Requirement
All of the entries below need repeating exactly, apart from their images.

++++ Supplied material

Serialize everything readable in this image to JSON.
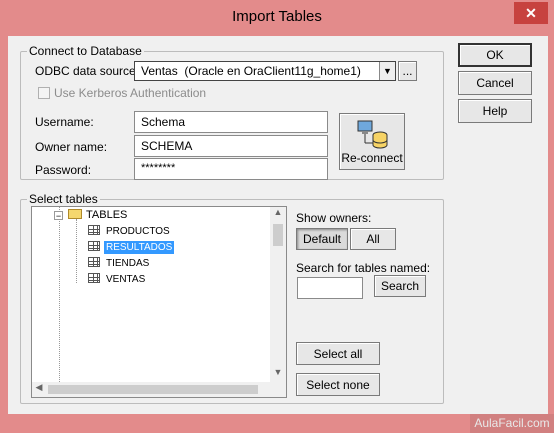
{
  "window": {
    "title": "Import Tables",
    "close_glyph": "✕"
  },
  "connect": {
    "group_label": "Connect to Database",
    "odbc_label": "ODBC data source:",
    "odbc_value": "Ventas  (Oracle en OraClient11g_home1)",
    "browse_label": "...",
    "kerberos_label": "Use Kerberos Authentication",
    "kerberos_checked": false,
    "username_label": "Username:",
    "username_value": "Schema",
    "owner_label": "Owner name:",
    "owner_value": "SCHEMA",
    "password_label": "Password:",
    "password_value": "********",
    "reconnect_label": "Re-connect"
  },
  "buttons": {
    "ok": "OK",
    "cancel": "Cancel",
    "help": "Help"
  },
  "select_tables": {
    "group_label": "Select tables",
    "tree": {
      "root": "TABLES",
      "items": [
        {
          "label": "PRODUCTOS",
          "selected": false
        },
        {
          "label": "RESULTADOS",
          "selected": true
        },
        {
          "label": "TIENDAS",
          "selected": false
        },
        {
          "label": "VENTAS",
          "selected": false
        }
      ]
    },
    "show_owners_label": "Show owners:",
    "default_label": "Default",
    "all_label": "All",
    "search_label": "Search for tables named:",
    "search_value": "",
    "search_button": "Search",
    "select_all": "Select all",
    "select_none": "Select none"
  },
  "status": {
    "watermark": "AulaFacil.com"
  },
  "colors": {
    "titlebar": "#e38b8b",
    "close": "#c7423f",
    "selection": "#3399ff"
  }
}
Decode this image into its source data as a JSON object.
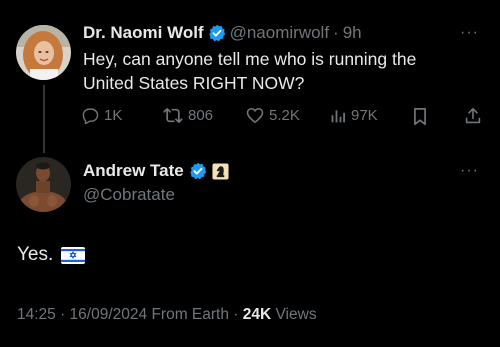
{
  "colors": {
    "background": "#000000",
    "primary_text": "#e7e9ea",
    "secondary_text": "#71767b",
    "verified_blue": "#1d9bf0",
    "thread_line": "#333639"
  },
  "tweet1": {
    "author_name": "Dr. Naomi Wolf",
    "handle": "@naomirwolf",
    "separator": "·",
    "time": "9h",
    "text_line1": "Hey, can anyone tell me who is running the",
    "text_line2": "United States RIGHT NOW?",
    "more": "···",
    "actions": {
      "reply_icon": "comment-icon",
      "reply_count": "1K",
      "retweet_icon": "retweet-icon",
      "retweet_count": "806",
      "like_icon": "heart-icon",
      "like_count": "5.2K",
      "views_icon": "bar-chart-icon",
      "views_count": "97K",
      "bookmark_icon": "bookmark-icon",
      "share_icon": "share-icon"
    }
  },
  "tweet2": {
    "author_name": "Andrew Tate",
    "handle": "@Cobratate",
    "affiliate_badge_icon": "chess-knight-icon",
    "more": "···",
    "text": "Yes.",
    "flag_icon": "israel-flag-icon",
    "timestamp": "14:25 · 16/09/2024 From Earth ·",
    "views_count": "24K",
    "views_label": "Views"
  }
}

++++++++

Solved exercise
Serialize everything readable in this image to JSON.
{
  "window": {
    "title": "Import Tables",
    "close_glyph": "✕"
  },
  "connect": {
    "group_label": "Connect to Database",
    "odbc_label": "ODBC data source:",
    "odbc_value": "Ventas  (Oracle en OraClient11g_home1)",
    "browse_label": "...",
    "kerberos_label": "Use Kerberos Authentication",
    "kerberos_checked": false,
    "username_label": "Username:",
    "username_value": "Schema",
    "owner_label": "Owner name:",
    "owner_value": "SCHEMA",
    "password_label": "Password:",
    "password_value": "********",
    "reconnect_label": "Re-connect"
  },
  "buttons": {
    "ok": "OK",
    "cancel": "Cancel",
    "help": "Help"
  },
  "select_tables": {
    "group_label": "Select tables",
    "tree": {
      "root": "TABLES",
      "items": [
        {
          "label": "PRODUCTOS",
          "selected": false
        },
        {
          "label": "RESULTADOS",
          "selected": true
        },
        {
          "label": "TIENDAS",
          "selected": false
        },
        {
          "label": "VENTAS",
          "selected": false
        }
      ]
    },
    "show_owners_label": "Show owners:",
    "default_label": "Default",
    "all_label": "All",
    "search_label": "Search for tables named:",
    "search_value": "",
    "search_button": "Search",
    "select_all": "Select all",
    "select_none": "Select none"
  },
  "status": {
    "watermark": "AulaFacil.com"
  },
  "colors": {
    "titlebar": "#e38b8b",
    "close": "#c7423f",
    "selection": "#3399ff"
  }
}
Decode this image into its source data as a JSON object.
{
  "colors": {
    "background": "#000000",
    "primary_text": "#e7e9ea",
    "secondary_text": "#71767b",
    "verified_blue": "#1d9bf0",
    "thread_line": "#333639"
  },
  "tweet1": {
    "author_name": "Dr. Naomi Wolf",
    "handle": "@naomirwolf",
    "separator": "·",
    "time": "9h",
    "text_line1": "Hey, can anyone tell me who is running the",
    "text_line2": "United States RIGHT NOW?",
    "more": "···",
    "actions": {
      "reply_icon": "comment-icon",
      "reply_count": "1K",
      "retweet_icon": "retweet-icon",
      "retweet_count": "806",
      "like_icon": "heart-icon",
      "like_count": "5.2K",
      "views_icon": "bar-chart-icon",
      "views_count": "97K",
      "bookmark_icon": "bookmark-icon",
      "share_icon": "share-icon"
    }
  },
  "tweet2": {
    "author_name": "Andrew Tate",
    "handle": "@Cobratate",
    "affiliate_badge_icon": "chess-knight-icon",
    "more": "···",
    "text": "Yes.",
    "flag_icon": "israel-flag-icon",
    "timestamp": "14:25 · 16/09/2024 From Earth ·",
    "views_count": "24K",
    "views_label": "Views"
  }
}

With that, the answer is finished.